Standard 35-80mm lens
The Canon EF 35-80mm f/4-5.6 kit zoom lens is built with inexpensive materials and provides average performance. Although later versions had some marginal improvements, it is not an investment worth considering for those looking for decent quality.
A superior option for the Canon EOS Rebel S is to consider the Canon 50mm f/1.8 lens. Despite its affordable price, this lens significantly improves the resulting image quality. See price on KEH Camera
On the other hand, if you already have the kit lens, you can still use it at the minimum focal length (35mm) to use it as a basic wide angle.
Pros and Cons
These are some of the Pros and Cons of the Canon EOS Rebel S.
- It is a compact and lightweight SLR camera.
- It offers a wide range of exposure metering modes.
- It has a built-in flash and a hot-shoe for external flashes.
- Good viewfinder size.
- The maximum flash sync speed of 1/90 is quite low compared to other cameras of its time.
- Some users have reported issues with the film advance motor, which can cause the camera to jam or not advance the film properly. (Buy one that is well preserved.).
- Autofocus can sometimes be inaccurate in low light situations or with fast-moving objects.
Who is this camera made for?
This camera is an excellent option especially for those who already have one or more professional Canon lenses, and want to take advantage of shooting on film. Which, to name a few, can be; the excellent image quality that results, that is, great contrast and an exceptional tonal range (especially with professional films).
For those who are starting out in analog photography, it is also a great option, since they will have a camera that performs very well at an excellent price (less than $20).
Why would I buy this camera if there are better cheap options out there?
The main reason someone buys a Canon EOS Rebel S, besides because it’s so cheap and… “why not?” It is because in general you have simply come across it in some camera store at a very cheap price or because you have inherited it.
Because it is true that there are other Canon cameras that are just as cheap and slightly better. Something that of course you will only take advantage of if you are a more advanced user and want to use it for very specific types of photography.
For example if you want to take studio portraits, this camera will work very well in most cases. But if for example you want to freeze someone jumping or moving, it will fall short.
What other options are there to the Rebel S?
There are some options that may interest you as an alternative to a Canon EOS Rebel S that incorporate some improvements and are very reasonably priced for what they offer.
The Canon EOS Elan 7 is a good option in this price range, it has a good grip and ergonomics, it offers 7 focus points compared to the 5 of the Rebel S. It also increases the sync speed with the flash up to 1/125.
The best option in this price range is a Canon EOS 1N, which is already a professional camera by all accounts. Shoot at 5 frames per second and sync with flash at 1/250. Of course, it is robust and somewhat heavy.

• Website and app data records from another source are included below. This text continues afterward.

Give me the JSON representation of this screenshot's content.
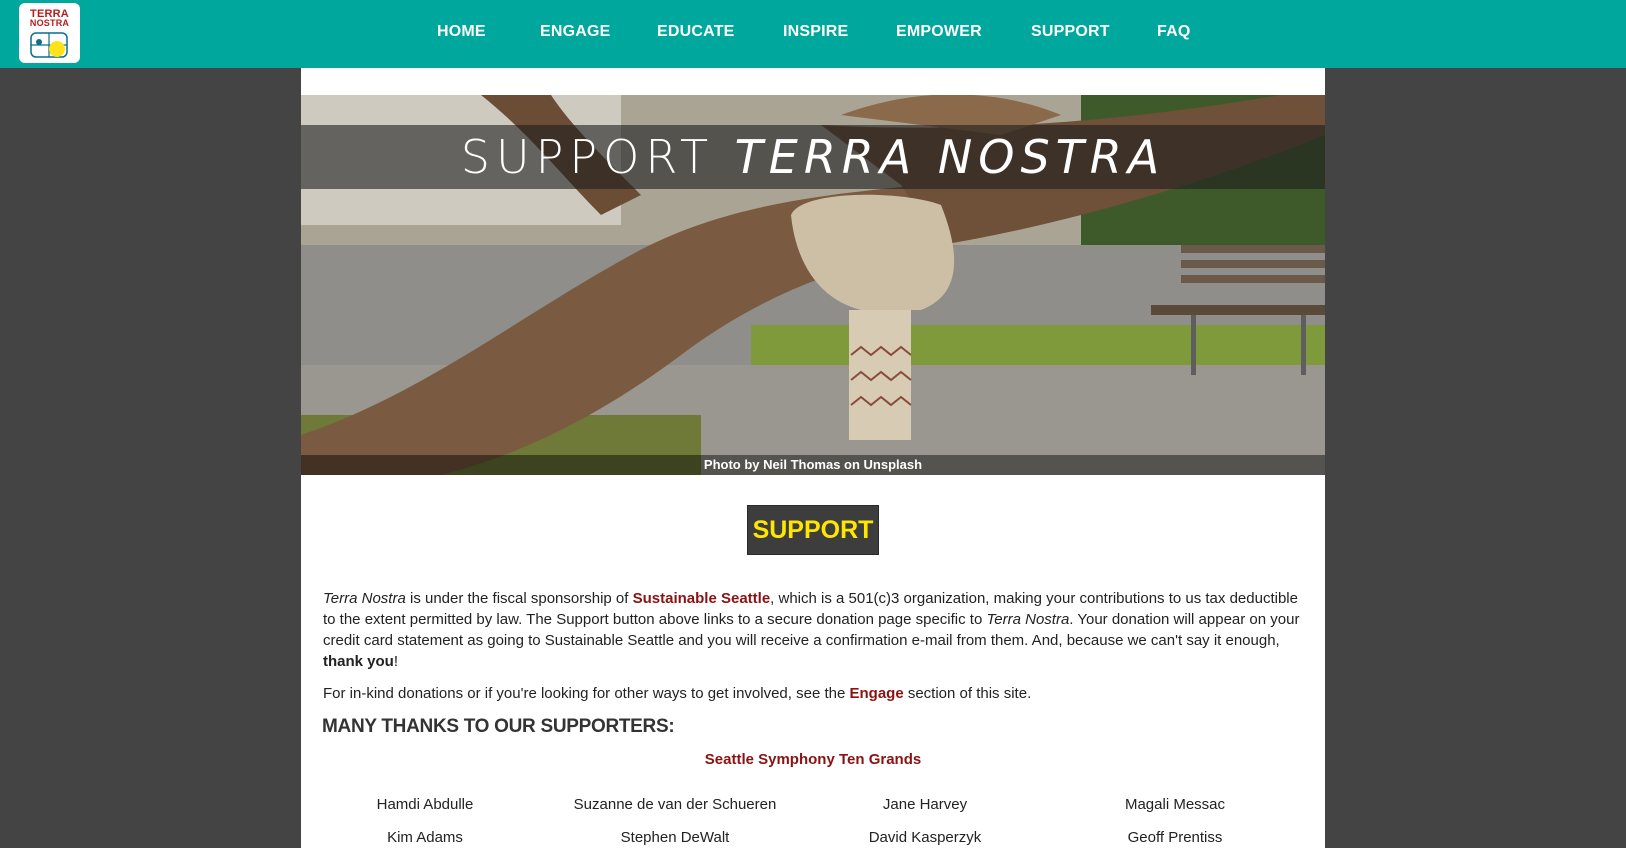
{
  "logo": {
    "line1": "TERRA",
    "line2": "NOSTRA"
  },
  "nav": {
    "items": [
      {
        "label": "HOME"
      },
      {
        "label": "ENGAGE"
      },
      {
        "label": "EDUCATE"
      },
      {
        "label": "INSPIRE"
      },
      {
        "label": "EMPOWER"
      },
      {
        "label": "SUPPORT"
      },
      {
        "label": "FAQ"
      }
    ]
  },
  "hero": {
    "title_plain": "SUPPORT ",
    "title_italic": "TERRA NOSTRA",
    "credit": "Photo by Neil Thomas on Unsplash"
  },
  "support_button": {
    "label": "SUPPORT"
  },
  "intro": {
    "org_italic": "Terra Nostra",
    "t1": " is under the fiscal sponsorship of ",
    "link_sponsor": "Sustainable Seattle",
    "t2": ", which is a 501(c)3 organization, making your contributions to us tax deductible to the extent permitted by law. The Support button above links to a secure donation page specific to ",
    "org_italic2": "Terra Nostra",
    "t3": ". Your donation will appear on your credit card statement as going to Sustainable Seattle and you will receive a confirmation e-mail from them. And, because we can't say it enough, ",
    "bold_thanks": "thank you",
    "t4": "!"
  },
  "inkind": {
    "t1": "For in-kind donations or if you're looking for other ways to get involved, see the ",
    "link_engage": "Engage",
    "t2": " section of this site."
  },
  "supporters": {
    "heading": "MANY THANKS TO OUR SUPPORTERS:",
    "group": "Seattle Symphony Ten Grands",
    "names": [
      [
        "Hamdi Abdulle",
        "Suzanne de van der Schueren",
        "Jane Harvey",
        "Magali Messac"
      ],
      [
        "Kim Adams",
        "Stephen DeWalt",
        "David Kasperzyk",
        "Geoff Prentiss"
      ]
    ]
  },
  "colors": {
    "nav_bg": "#00a79d",
    "page_bg": "#444444",
    "link": "#8b1212",
    "button_text": "#ffe600",
    "button_bg": "#3d3d3d"
  }
}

If you want more classic options, you can read our article on the best 35mm cameras for beginners.
Canon EOS Rebel S Photos
Some sample photos shot on an EOS Rebel S with the standard lens.
The Canon EOS Rebel S is a camera that can already be considered “classic” since it also begins a long tradition of this range that extends to our times.
It is a balanced camera that offers good benefits for most occasions. It is not the best for professional studio photos, although it can be used without problems. It has a good range of speeds, optimal for both night photography and nature photography. Of course, with a good lens.
And this unique thing is precisely the most profitable thing about this camera, it is a body capable of carrying modern lenses and resulting in the possibility of creating high quality images on film.
“I am a fashion photographer and an analog photography enthusiast since the beginning of my career (15 years ago). I have had the opportunity and honor of showcasing my work in various galleries and publications around the world.“
Regular contributor for Dusty Grain.